May 19, 2017

On May 15th 2017, during our visit to the Center for Educational Technology in Tel-Aviv, (CET), we had the opportunity to understand how the use of technology can make a difference. The CET is a very organized institution that uses team work as an element of success, which is something we have clearly perceived in several educational institutions in Israel. They create a variety of printed and digital materials that facilitate the teaching and learning processes. Furthermore, they provide access to education and support to people who may have difficulties to attend classes.

For instance, there are teachers who struggle to attend the required prof essional development courses; at the CET, they designed courses that can be taken by using mobile technology. This is a very convenient tool that facilities training, besides, they had different options to monitor the students’ participation and commitment. We believe that we can take that example to start making a better use of smart phones technology in our countries.

Moreover, we observed the online high school project, including the opinions of some of those involved. Despite the fact that being an online student requires a lot of responsibility and organization, we were able to witness some successful experiences we can learn from.

Taking into consideration the needs and changes that take place in our globalized world, online learning is something we need to explore in depth.

Our second visit was to a Pisgah center in Holon. There, a few things landed our minds, such that in school professional program meetings, should not be lectured-type and should enable the participation and empowerment of teachers. This will enable the teachers to imagine, moving ideas to educational products.

We learned the idea of teachers’ entrepreneurship, in which educators develop a product idea, by following some steps regarding feasibility and marketing. For instance, the teacher first identifies needs, then proceeds to present a proposal by analyzing product target and finally finds out all the dilemmas and difficulties she may find.

Once the product is complete, it can be sold to other colleagues who can benefit from it. This motivates the educator to innovate more and support learning.


On May 16th 2017, we had a chance to visit the Ariel Sharon School which reflects the concept of the PISGAH model of the teacher professional development program. The School is just 5 years old but the practice of PBL (Project based learning) was an eye opener for us. The principal faced a problem while adopting this model of learning and ultimately turned it into a successful practice.

This practice shows a way to adopt a model of creative learning among children, where they have friendly atmosphere, the most important aspect is their wish to learn. Projects are carried out during two or three months where some subjects are integrated into one goal (project).

As a result, children present this model thrice in their school year during the parents- teachers meeting, they also learn the main subjects as well as other micro subjects such as life skills, art, sports, music handicraft and dance.

This also shows us an alternative to think differently and prepare students for the 21st century with innovative ideas. While adopting this as a pilot project in our countries, we need to give autonomy to the concerned school Principal. So that the principal can adopt effective international practices in education.

We need to ensure that the community also participates voluntarily in the school quality enhancement and in upgrading the use of effective pedagogical technology. The system we need to develop is where the teacher will be a facilitator and their duties and responsibilities are well defined. So that they do their job with accountability and efficiency.

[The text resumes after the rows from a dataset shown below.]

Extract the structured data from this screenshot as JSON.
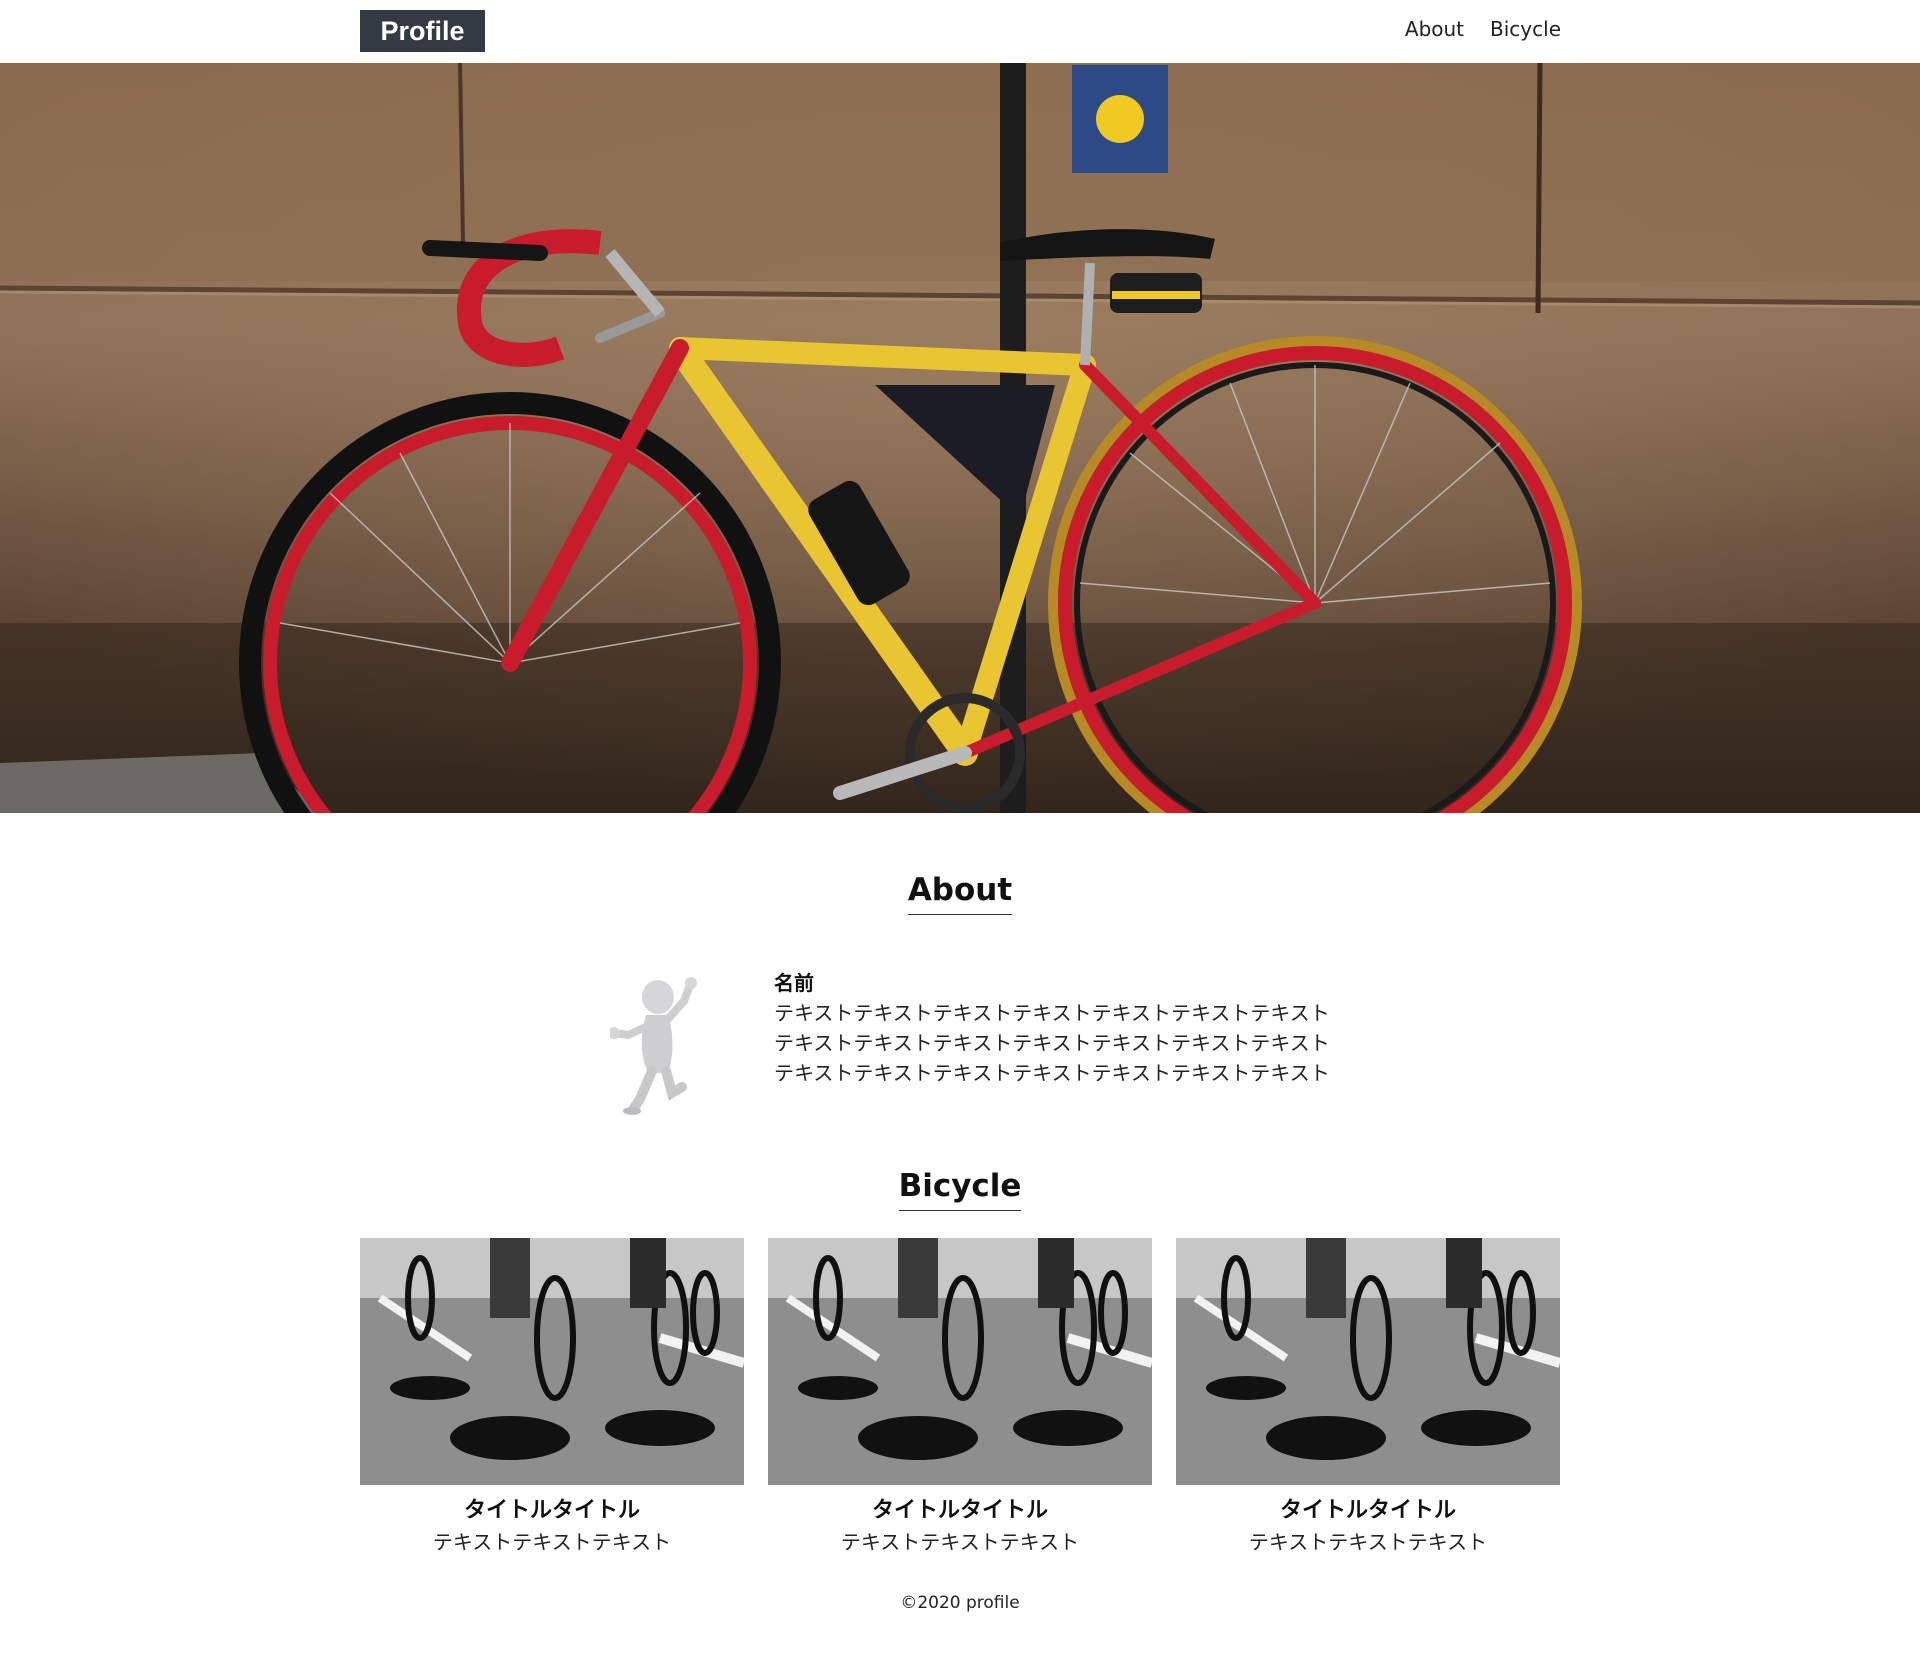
{
  "header": {
    "logo": "Profile",
    "nav": [
      {
        "label": "About"
      },
      {
        "label": "Bicycle"
      }
    ]
  },
  "hero": {
    "image": "road-bicycle-against-wall"
  },
  "about": {
    "title": "About",
    "avatar": "3d-figure-jumping",
    "name": "名前",
    "lines": [
      "テキストテキストテキストテキストテキストテキストテキスト",
      "テキストテキストテキストテキストテキストテキストテキスト",
      "テキストテキストテキストテキストテキストテキストテキスト"
    ]
  },
  "bicycle": {
    "title": "Bicycle",
    "cards": [
      {
        "title": "タイトルタイトル",
        "text": "テキストテキストテキスト",
        "image": "cyclists-race-bw"
      },
      {
        "title": "タイトルタイトル",
        "text": "テキストテキストテキスト",
        "image": "cyclists-race-bw"
      },
      {
        "title": "タイトルタイトル",
        "text": "テキストテキストテキスト",
        "image": "cyclists-race-bw"
      }
    ]
  },
  "footer": {
    "copyright": "©2020 profile"
  },
  "colors": {
    "logo_bg": "#333a44",
    "text": "#111111",
    "frame_yellow": "#e8c531",
    "frame_red": "#c91b2b"
  }
}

The Mashav family also visited the PISGA center in East Jerusalem at the old city. It is an institution that woks with the Arab community in Israel. It was a surprise for us to know that the center integrates the Israeli and the Palestinian curricula. This PISGA assists schools are in the area of innovation and, serving a community that is not socially and economically empowered.

The principals have a challenge in introducing innovation since the community is afraid of losing their cultural identity. This has given insight on how to cope up with this situation by educating and connecting the parents, looking beyond boundaries and adopting the best practices of education.

It was absolutely inspiring to hear the experiences of the principals and language teachers, as well as the challenges they face. They keep on going despite all the difficulties and they also manage to keep a positive attitude which is something we definitely learned from. Moreover, their stories and the way they narrated them, made us understand the social, cultural and political situation in Israel in a contextualized way.

To conclude, the four visits were unique and we learned different things from each one of them. Every place, every educator and especially every child we met, motivated us to learn more, to take back home new ideas and to share what we have learned here.


Written by:

Kelly Dainne Puentes

Dr. Surender Kr. Bhandoria

Lucy Wambui Gichobi

Jane Kimathi